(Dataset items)
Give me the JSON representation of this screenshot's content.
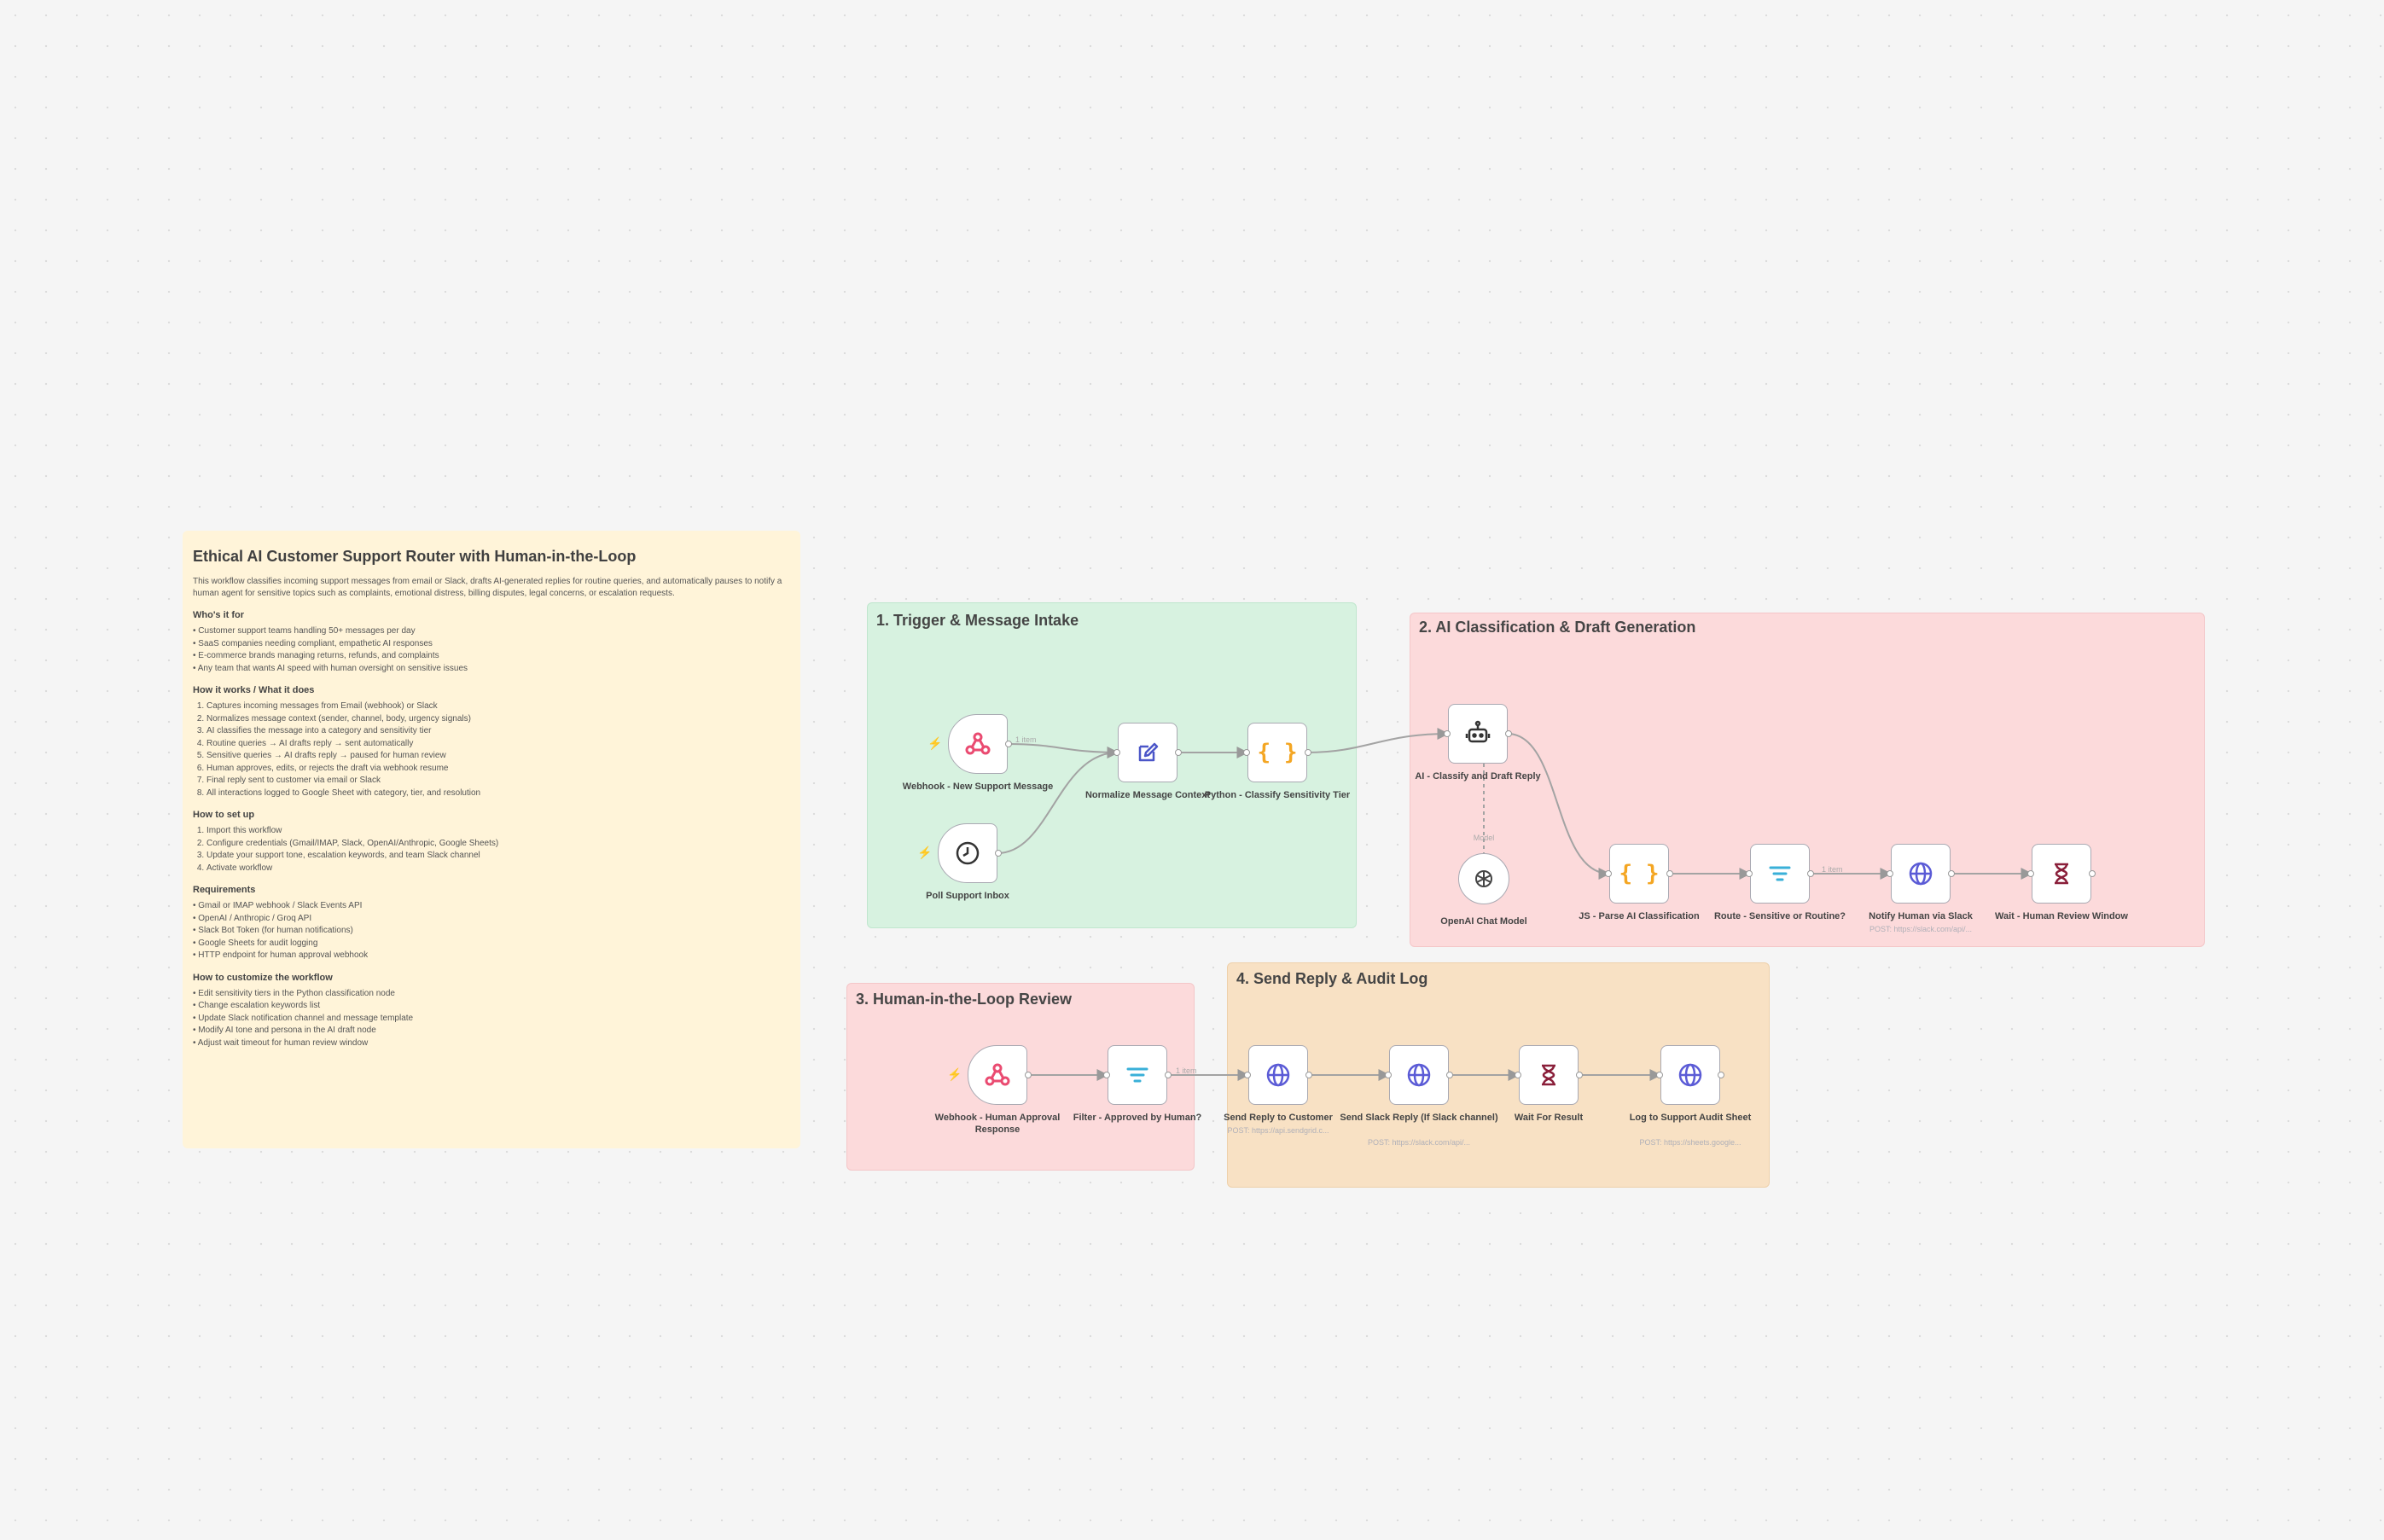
{
  "intro": {
    "title": "Ethical AI Customer Support Router with Human-in-the-Loop",
    "description": "This workflow classifies incoming support messages from email or Slack, drafts AI-generated replies for routine queries, and automatically pauses to notify a human agent for sensitive topics such as complaints, emotional distress, billing disputes, legal concerns, or escalation requests.",
    "who_heading": "Who's it for",
    "who_items": [
      "Customer support teams handling 50+ messages per day",
      "SaaS companies needing compliant, empathetic AI responses",
      "E-commerce brands managing returns, refunds, and complaints",
      "Any team that wants AI speed with human oversight on sensitive issues"
    ],
    "how_heading": "How it works / What it does",
    "how_items": [
      "Captures incoming messages from Email (webhook) or Slack",
      "Normalizes message context (sender, channel, body, urgency signals)",
      "AI classifies the message into a category and sensitivity tier",
      "Routine queries → AI drafts reply → sent automatically",
      "Sensitive queries → AI drafts reply → paused for human review",
      "Human approves, edits, or rejects the draft via webhook resume",
      "Final reply sent to customer via email or Slack",
      "All interactions logged to Google Sheet with category, tier, and resolution"
    ],
    "setup_heading": "How to set up",
    "setup_items": [
      "Import this workflow",
      "Configure credentials (Gmail/IMAP, Slack, OpenAI/Anthropic, Google Sheets)",
      "Update your support tone, escalation keywords, and team Slack channel",
      "Activate workflow"
    ],
    "req_heading": "Requirements",
    "req_items": [
      "Gmail or IMAP webhook / Slack Events API",
      "OpenAI / Anthropic / Groq API",
      "Slack Bot Token (for human notifications)",
      "Google Sheets for audit logging",
      "HTTP endpoint for human approval webhook"
    ],
    "custom_heading": "How to customize the workflow",
    "custom_items": [
      "Edit sensitivity tiers in the Python classification node",
      "Change escalation keywords list",
      "Update Slack notification channel and message template",
      "Modify AI tone and persona in the AI draft node",
      "Adjust wait timeout for human review window"
    ]
  },
  "sections": {
    "s1": "1. Trigger & Message Intake",
    "s2": "2. AI Classification & Draft Generation",
    "s3": "3. Human-in-the-Loop Review",
    "s4": "4. Send Reply & Audit Log"
  },
  "nodes": {
    "webhook_new": {
      "label": "Webhook - New Support Message",
      "icon": "webhook-icon"
    },
    "poll_inbox": {
      "label": "Poll Support Inbox",
      "icon": "clock-icon"
    },
    "normalize": {
      "label": "Normalize Message Context",
      "icon": "edit-icon"
    },
    "python_classify": {
      "label": "Python - Classify Sensitivity Tier",
      "icon": "code-icon"
    },
    "ai_classify": {
      "label": "AI - Classify and Draft Reply",
      "icon": "robot-icon"
    },
    "openai_model": {
      "label": "OpenAI Chat Model",
      "tag": "Model",
      "icon": "openai-icon"
    },
    "js_parse": {
      "label": "JS - Parse AI Classification",
      "icon": "code-icon"
    },
    "route": {
      "label": "Route - Sensitive or Routine?",
      "icon": "filter-icon"
    },
    "notify_slack": {
      "label": "Notify Human via Slack",
      "sub": "POST: https://slack.com/api/...",
      "icon": "globe-icon"
    },
    "wait_review": {
      "label": "Wait - Human Review Window",
      "icon": "hourglass-icon"
    },
    "webhook_approval": {
      "label": "Webhook - Human Approval Response",
      "icon": "webhook-icon"
    },
    "filter_approved": {
      "label": "Filter - Approved by Human?",
      "icon": "filter-icon"
    },
    "send_customer": {
      "label": "Send Reply to Customer",
      "sub": "POST: https://api.sendgrid.c...",
      "icon": "globe-icon"
    },
    "send_slack": {
      "label": "Send Slack Reply (If Slack channel)",
      "sub": "POST: https://slack.com/api/...",
      "icon": "globe-icon"
    },
    "wait_result": {
      "label": "Wait For Result",
      "icon": "hourglass-icon"
    },
    "log_sheet": {
      "label": "Log to Support Audit Sheet",
      "sub": "POST: https://sheets.google...",
      "icon": "globe-icon"
    }
  },
  "edge_labels": {
    "e_webhook_normalize": "1 item",
    "e_route_notify": "1 item",
    "e_filter_send": "1 item"
  },
  "colors": {
    "canvas_bg": "#f5f5f5",
    "intro_note": "#fff4d9",
    "section_green": "#d7f2e0",
    "section_pink": "#fcdadb",
    "section_orange": "#f8e1c4",
    "webhook_pink": "#ea4b71",
    "code_orange": "#f4a623",
    "globe_blue": "#5b5bd6",
    "hourglass_maroon": "#8a1f3a",
    "trigger_bolt": "#ff6d5a"
  }
}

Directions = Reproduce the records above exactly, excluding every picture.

Exercise answer =
Give me the JSON representation of this screenshot's content.
{
  "intro": {
    "title": "Ethical AI Customer Support Router with Human-in-the-Loop",
    "description": "This workflow classifies incoming support messages from email or Slack, drafts AI-generated replies for routine queries, and automatically pauses to notify a human agent for sensitive topics such as complaints, emotional distress, billing disputes, legal concerns, or escalation requests.",
    "who_heading": "Who's it for",
    "who_items": [
      "Customer support teams handling 50+ messages per day",
      "SaaS companies needing compliant, empathetic AI responses",
      "E-commerce brands managing returns, refunds, and complaints",
      "Any team that wants AI speed with human oversight on sensitive issues"
    ],
    "how_heading": "How it works / What it does",
    "how_items": [
      "Captures incoming messages from Email (webhook) or Slack",
      "Normalizes message context (sender, channel, body, urgency signals)",
      "AI classifies the message into a category and sensitivity tier",
      "Routine queries → AI drafts reply → sent automatically",
      "Sensitive queries → AI drafts reply → paused for human review",
      "Human approves, edits, or rejects the draft via webhook resume",
      "Final reply sent to customer via email or Slack",
      "All interactions logged to Google Sheet with category, tier, and resolution"
    ],
    "setup_heading": "How to set up",
    "setup_items": [
      "Import this workflow",
      "Configure credentials (Gmail/IMAP, Slack, OpenAI/Anthropic, Google Sheets)",
      "Update your support tone, escalation keywords, and team Slack channel",
      "Activate workflow"
    ],
    "req_heading": "Requirements",
    "req_items": [
      "Gmail or IMAP webhook / Slack Events API",
      "OpenAI / Anthropic / Groq API",
      "Slack Bot Token (for human notifications)",
      "Google Sheets for audit logging",
      "HTTP endpoint for human approval webhook"
    ],
    "custom_heading": "How to customize the workflow",
    "custom_items": [
      "Edit sensitivity tiers in the Python classification node",
      "Change escalation keywords list",
      "Update Slack notification channel and message template",
      "Modify AI tone and persona in the AI draft node",
      "Adjust wait timeout for human review window"
    ]
  },
  "sections": {
    "s1": "1. Trigger & Message Intake",
    "s2": "2. AI Classification & Draft Generation",
    "s3": "3. Human-in-the-Loop Review",
    "s4": "4. Send Reply & Audit Log"
  },
  "nodes": {
    "webhook_new": {
      "label": "Webhook - New Support Message",
      "icon": "webhook-icon"
    },
    "poll_inbox": {
      "label": "Poll Support Inbox",
      "icon": "clock-icon"
    },
    "normalize": {
      "label": "Normalize Message Context",
      "icon": "edit-icon"
    },
    "python_classify": {
      "label": "Python - Classify Sensitivity Tier",
      "icon": "code-icon"
    },
    "ai_classify": {
      "label": "AI - Classify and Draft Reply",
      "icon": "robot-icon"
    },
    "openai_model": {
      "label": "OpenAI Chat Model",
      "tag": "Model",
      "icon": "openai-icon"
    },
    "js_parse": {
      "label": "JS - Parse AI Classification",
      "icon": "code-icon"
    },
    "route": {
      "label": "Route - Sensitive or Routine?",
      "icon": "filter-icon"
    },
    "notify_slack": {
      "label": "Notify Human via Slack",
      "sub": "POST: https://slack.com/api/...",
      "icon": "globe-icon"
    },
    "wait_review": {
      "label": "Wait - Human Review Window",
      "icon": "hourglass-icon"
    },
    "webhook_approval": {
      "label": "Webhook - Human Approval Response",
      "icon": "webhook-icon"
    },
    "filter_approved": {
      "label": "Filter - Approved by Human?",
      "icon": "filter-icon"
    },
    "send_customer": {
      "label": "Send Reply to Customer",
      "sub": "POST: https://api.sendgrid.c...",
      "icon": "globe-icon"
    },
    "send_slack": {
      "label": "Send Slack Reply (If Slack channel)",
      "sub": "POST: https://slack.com/api/...",
      "icon": "globe-icon"
    },
    "wait_result": {
      "label": "Wait For Result",
      "icon": "hourglass-icon"
    },
    "log_sheet": {
      "label": "Log to Support Audit Sheet",
      "sub": "POST: https://sheets.google...",
      "icon": "globe-icon"
    }
  },
  "edge_labels": {
    "e_webhook_normalize": "1 item",
    "e_route_notify": "1 item",
    "e_filter_send": "1 item"
  },
  "colors": {
    "canvas_bg": "#f5f5f5",
    "intro_note": "#fff4d9",
    "section_green": "#d7f2e0",
    "section_pink": "#fcdadb",
    "section_orange": "#f8e1c4",
    "webhook_pink": "#ea4b71",
    "code_orange": "#f4a623",
    "globe_blue": "#5b5bd6",
    "hourglass_maroon": "#8a1f3a",
    "trigger_bolt": "#ff6d5a"
  }
}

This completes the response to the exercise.